Saturday, November 26, 2011

The Yin, the Yang ,and their Young

"He who spareth the rod hateth his son: but he that loveth him correcteth him betimes" (Proverbs 13:24) and "Withhold not correction from a child: for if thou strike him with the rod, he shall not die. Thou shalt beat him with the rod, and deliver his soul from hell." (Proverbs 23:13-14)

Train up a child in the way he should go; even when he is old he will not depart from it.(Proverbs 22:6)

"Be you therefore perfect, as also your heavenly Father is perfect." (Matthew 5:48)

We must get the "mother" energy back into our concept of The Almighty in order to break the bondage of the patriarchal model for "raising a child in the way he should go." Our wrath should be reserved for what harms the vulnerable and not for what inconveniences or displeases the strong. It may not be that the Judeo-Christian scribes were wrong in the stories of what happened, but wrong in their interpretations of the events.

Perhaps it wasn't God who told Abraham to sacrifice his son, but Abraham's understanding of his god as being a god with a lust for blood sacrifice. Perhaps the "angel" who stayed Abraham's hand was his wife who pointed out the error of his interpretation of the voice of their shared Spirit.

Are there any blessings from bullying and beating of those over whom one holds the power of life and death? The reading of what Christians refer to as the Old Testament would have us believe that the Creator of Life is unable to control his children without the threat of death. How is mortal man to find his strength in the powers of persuasion that are made possible by bonding, when he is encouraged to react with rage to all displeases him?

I honestly believe that my father was attempting to follow the example of what he saw as God the Father in not "sparing the rod." Wrath was a part of his sensibility of how one is to train up children in the way they should go. He didn't kill any of us, but he certainly drew blood on more than one occasion. As a chivalrous man, he didn't believe in hitting his wife, and he did believe in protecting her, even from her own "beastly" children.

I hurt for many men raised in the traditional male manner, who they have been taught no nurturing skills, and resent any pain inflicted on their wives, even by their own children. I also grieve for the love lost to them and their children.

The expectation of my mother from all in our family was to, "Be you therefore perfect, as also your heavenly Father is perfect." All mistakes were "corrected" by corporal punishment perhaps because, in my mother's mind, pain was the way to perfection. This seemed to be a result of the huge amount of emphasis put on the belief that God demanded that His Only Son suffer and die in order to make up for the sins of our ancestors which were passed down to us.

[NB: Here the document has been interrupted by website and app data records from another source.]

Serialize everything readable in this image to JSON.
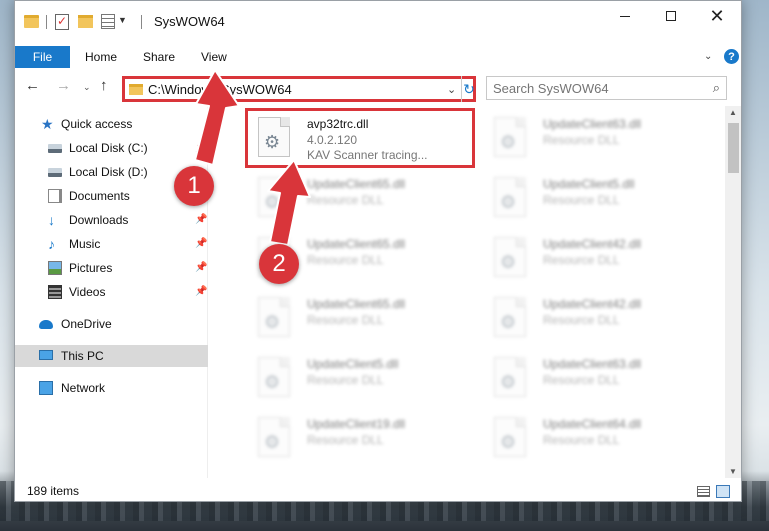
{
  "window": {
    "title": "SysWOW64",
    "minimize_icon": "minimize-icon",
    "maximize_icon": "maximize-icon",
    "close_glyph": "✕"
  },
  "ribbon": {
    "file": "File",
    "home": "Home",
    "share": "Share",
    "view": "View",
    "help": "?"
  },
  "address": {
    "path": "C:\\Windows\\SysWOW64",
    "search_placeholder": "Search SysWOW64"
  },
  "sidebar": {
    "items": [
      {
        "label": "Quick access",
        "icon": "star-icon"
      },
      {
        "label": "Local Disk (C:)",
        "icon": "drive-icon"
      },
      {
        "label": "Local Disk (D:)",
        "icon": "drive-icon"
      },
      {
        "label": "Documents",
        "icon": "documents-icon"
      },
      {
        "label": "Downloads",
        "icon": "download-icon"
      },
      {
        "label": "Music",
        "icon": "music-icon"
      },
      {
        "label": "Pictures",
        "icon": "pictures-icon"
      },
      {
        "label": "Videos",
        "icon": "videos-icon"
      },
      {
        "label": "OneDrive",
        "icon": "onedrive-icon"
      },
      {
        "label": "This PC",
        "icon": "pc-icon"
      },
      {
        "label": "Network",
        "icon": "network-icon"
      }
    ]
  },
  "files": {
    "highlighted": {
      "name": "avp32trc.dll",
      "version": "4.0.2.120",
      "description": "KAV Scanner tracing..."
    },
    "left": [
      {
        "name": "UpdateClient65.dll",
        "type": "Resource DLL"
      },
      {
        "name": "UpdateClient65.dll",
        "type": "Resource DLL"
      },
      {
        "name": "UpdateClient65.dll",
        "type": "Resource DLL"
      },
      {
        "name": "UpdateClient5.dll",
        "type": "Resource DLL"
      },
      {
        "name": "UpdateClient19.dll",
        "type": "Resource DLL"
      }
    ],
    "right": [
      {
        "name": "UpdateClient63.dll",
        "type": "Resource DLL"
      },
      {
        "name": "UpdateClient5.dll",
        "type": "Resource DLL"
      },
      {
        "name": "UpdateClient42.dll",
        "type": "Resource DLL"
      },
      {
        "name": "UpdateClient42.dll",
        "type": "Resource DLL"
      },
      {
        "name": "UpdateClient63.dll",
        "type": "Resource DLL"
      },
      {
        "name": "UpdateClient64.dll",
        "type": "Resource DLL"
      }
    ]
  },
  "status": {
    "items": "189 items"
  },
  "annotations": {
    "badge1": "1",
    "badge2": "2",
    "color": "#d9353a"
  }
}
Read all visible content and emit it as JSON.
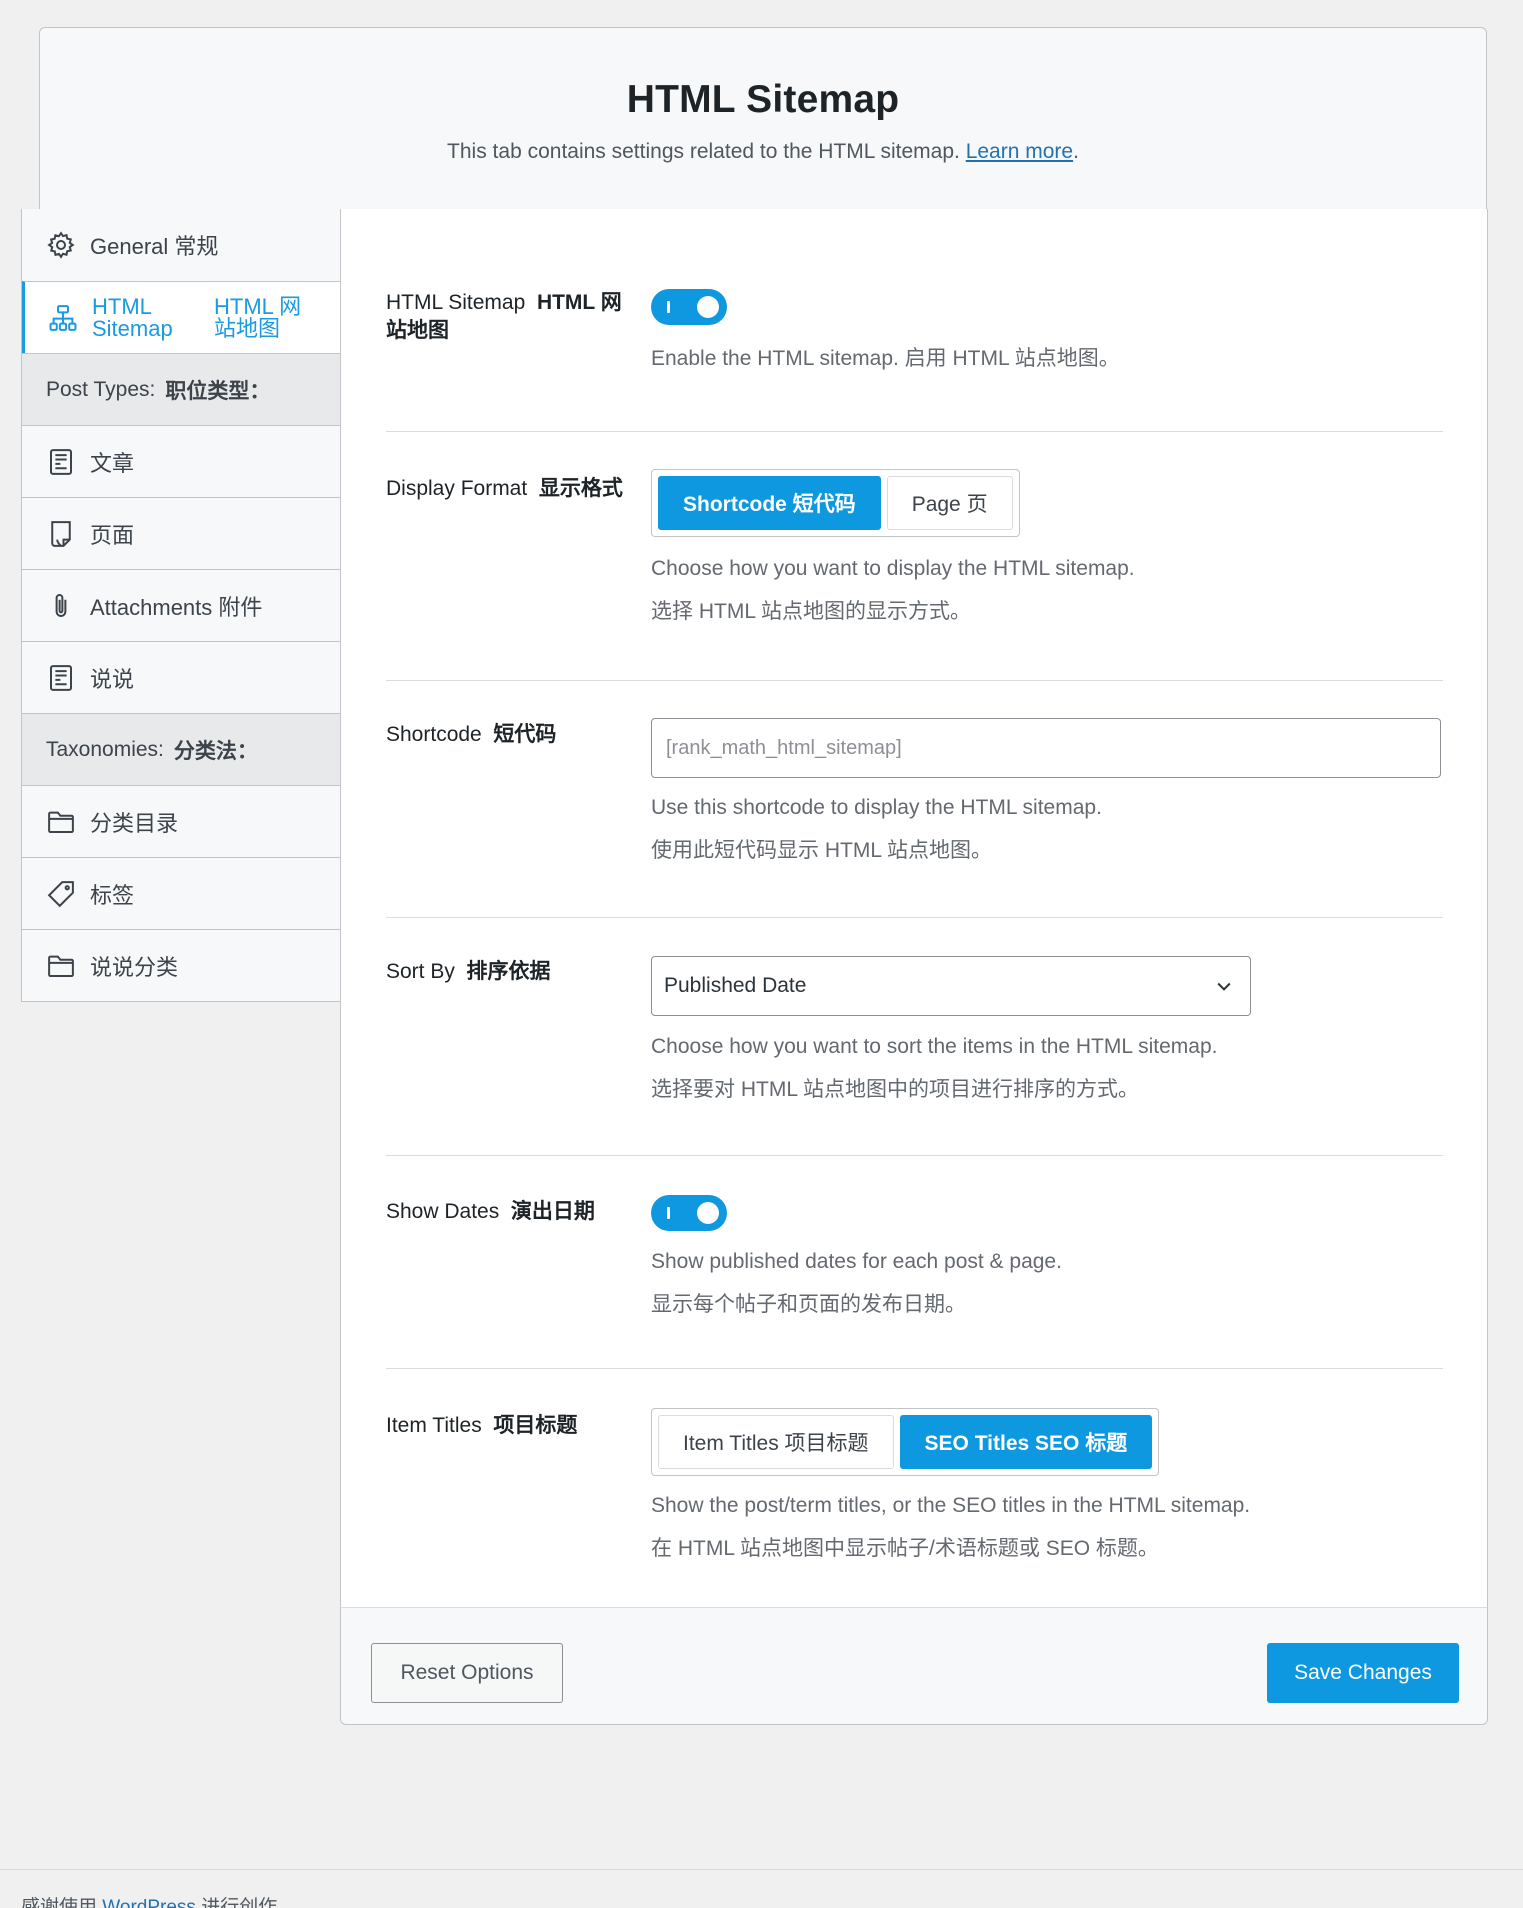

I prefer to believe that a greater gift than his suffering and death on his last day was Jesus' ability, joyfully and without sin, to live on earth, following the stringent Jewish law. Even though I'm not from the "show me" state of Missouri, I learn better by following examples. This is an example that I can attempt to follow.

We do not have a clear scriptural example of how a monogamous married couple is to comport themselves, nor does the Bible have a great deal of information on how we are to behave toward our spirited children. I have to believe that there must have been some couples' and women's accounts of dealing with family life in a moral manner. Why do we include none of these in what we accept as sacred scripture? (Paul was not married and only advocated marriage as a substitute for the fires of Satan's domain.)“I say therefore to the unmarried and widows, It is good for them if they abide even as I. But if they cannot contain, let them marry: for it is better to marry than to burn” (1Corinthians 7:8,9).

I'm hoping to hear more about how families of faith raise their children "in the way they should go" and comport themselves as couples. This would be sacred scripture to me.

1 comment:

  1. I followed the example set by my parents, which was all based on the King James Version of the Bible. As a child under their influence, I knew my boundaries. (A thing I fear that most children today do not know.) Respect for authority begins in the home. it easily transfers to teachers, police, and the civil law. At the same time in our home there was abundant evidence of genuine caring for us. Dad was a strict disciplinarian but I knew that he would fight to protect me. Daddy was a preacher who practiced what he preached. In the 17 years I lived at home I never heard my father say a curse word. He was a better man than that. I have seen him angry but never "wild". I tried to copy his example as best I could (didn't quite make it but tried). I was taught to believe the Bible. As for interpretation - I could disagree with Dad as long as I held to Holy Scripture. We disagreed but we did it agreeably. Family discussions in which we disagreed were common growing up. Its hard for me to understand your desire to reject the Bible, or parts of it, or authors thereof. I'm not criticizing - just sayin.